**Task prompt:**
Go through the data and copy every line in which "subtitle" appears.

==== Source material ====

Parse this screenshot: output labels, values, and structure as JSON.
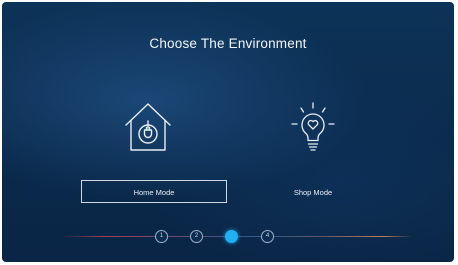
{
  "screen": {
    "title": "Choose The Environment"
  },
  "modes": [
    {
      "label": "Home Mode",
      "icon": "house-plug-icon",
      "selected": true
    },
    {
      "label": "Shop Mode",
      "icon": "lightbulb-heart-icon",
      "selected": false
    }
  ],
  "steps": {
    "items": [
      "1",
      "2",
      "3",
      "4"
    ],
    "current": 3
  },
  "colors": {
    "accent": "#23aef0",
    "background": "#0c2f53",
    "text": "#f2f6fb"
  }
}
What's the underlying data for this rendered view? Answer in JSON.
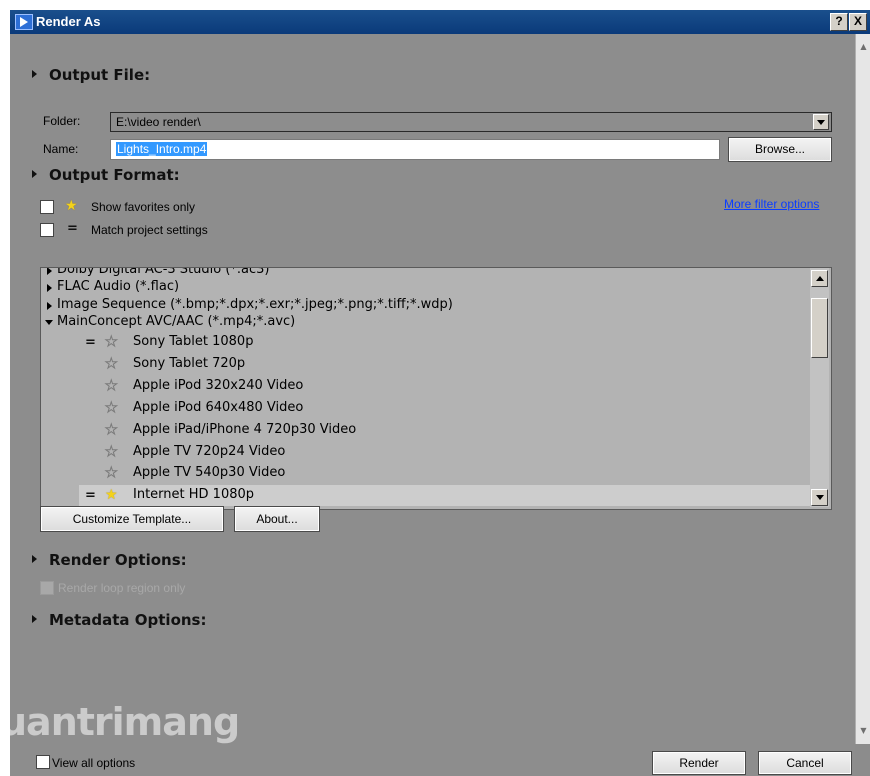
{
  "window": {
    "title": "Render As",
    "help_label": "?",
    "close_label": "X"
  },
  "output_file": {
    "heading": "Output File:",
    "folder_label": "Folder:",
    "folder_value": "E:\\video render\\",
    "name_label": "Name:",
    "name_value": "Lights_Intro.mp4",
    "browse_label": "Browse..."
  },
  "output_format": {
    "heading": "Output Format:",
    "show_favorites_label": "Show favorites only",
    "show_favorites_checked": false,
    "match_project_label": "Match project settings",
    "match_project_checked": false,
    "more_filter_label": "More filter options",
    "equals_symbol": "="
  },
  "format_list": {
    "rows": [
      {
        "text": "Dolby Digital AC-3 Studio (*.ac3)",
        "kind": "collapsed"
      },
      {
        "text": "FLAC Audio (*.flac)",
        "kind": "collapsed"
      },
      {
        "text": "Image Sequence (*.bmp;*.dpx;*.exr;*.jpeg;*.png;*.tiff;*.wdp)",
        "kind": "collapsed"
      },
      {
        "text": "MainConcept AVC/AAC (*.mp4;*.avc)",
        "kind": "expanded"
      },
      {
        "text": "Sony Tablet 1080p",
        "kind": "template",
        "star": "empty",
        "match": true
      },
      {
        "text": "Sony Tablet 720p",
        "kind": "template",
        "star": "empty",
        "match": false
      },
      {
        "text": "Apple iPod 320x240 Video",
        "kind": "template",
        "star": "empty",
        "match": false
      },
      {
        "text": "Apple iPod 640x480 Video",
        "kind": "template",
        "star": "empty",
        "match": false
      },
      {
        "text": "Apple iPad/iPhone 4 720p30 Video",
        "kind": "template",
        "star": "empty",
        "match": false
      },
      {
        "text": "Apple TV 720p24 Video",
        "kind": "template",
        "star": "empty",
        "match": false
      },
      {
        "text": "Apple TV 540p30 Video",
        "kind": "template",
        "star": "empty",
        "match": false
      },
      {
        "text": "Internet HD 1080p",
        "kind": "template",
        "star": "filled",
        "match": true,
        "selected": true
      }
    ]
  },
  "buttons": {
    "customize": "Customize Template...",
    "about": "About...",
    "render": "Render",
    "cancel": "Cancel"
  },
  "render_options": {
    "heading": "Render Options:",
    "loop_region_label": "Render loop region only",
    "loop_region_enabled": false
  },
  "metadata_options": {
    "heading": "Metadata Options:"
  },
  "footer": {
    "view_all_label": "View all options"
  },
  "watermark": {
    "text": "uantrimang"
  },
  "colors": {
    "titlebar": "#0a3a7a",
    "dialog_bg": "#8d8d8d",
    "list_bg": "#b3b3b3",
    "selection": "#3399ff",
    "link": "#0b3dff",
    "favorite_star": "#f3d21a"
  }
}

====
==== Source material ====

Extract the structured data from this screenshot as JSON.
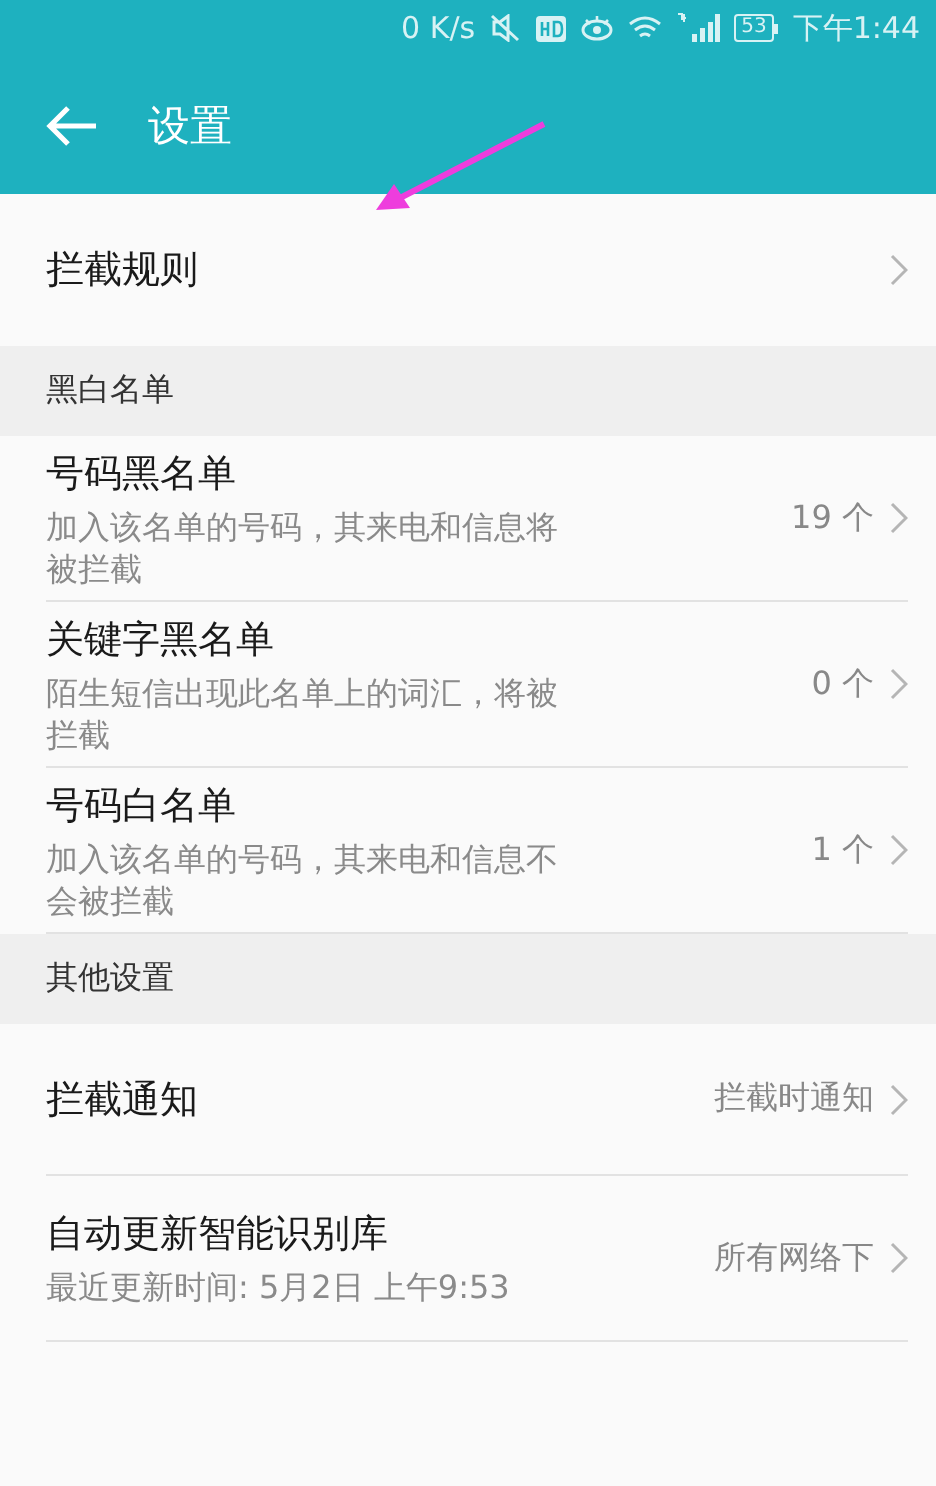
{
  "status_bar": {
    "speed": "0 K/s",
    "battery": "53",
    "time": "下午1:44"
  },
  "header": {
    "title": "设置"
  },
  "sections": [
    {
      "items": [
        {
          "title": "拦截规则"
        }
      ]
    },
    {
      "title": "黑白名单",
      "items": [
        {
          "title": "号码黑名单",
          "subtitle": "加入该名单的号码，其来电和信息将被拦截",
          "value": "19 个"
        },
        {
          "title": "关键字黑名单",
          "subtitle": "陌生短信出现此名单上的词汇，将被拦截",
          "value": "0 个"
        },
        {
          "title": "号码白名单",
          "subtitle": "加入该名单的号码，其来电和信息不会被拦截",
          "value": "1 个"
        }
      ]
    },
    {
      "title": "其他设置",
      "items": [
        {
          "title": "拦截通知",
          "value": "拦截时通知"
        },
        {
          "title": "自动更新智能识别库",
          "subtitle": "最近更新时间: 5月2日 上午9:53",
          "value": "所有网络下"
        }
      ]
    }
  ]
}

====

**Your solution:**
          "subtitle": "加入该名单的号码，其来电和信息将被拦截",
          "subtitle": "陌生短信出现此名单上的词汇，将被拦截",
          "subtitle": "加入该名单的号码，其来电和信息不会被拦截",
          "subtitle": "最近更新时间: 5月2日 上午9:53",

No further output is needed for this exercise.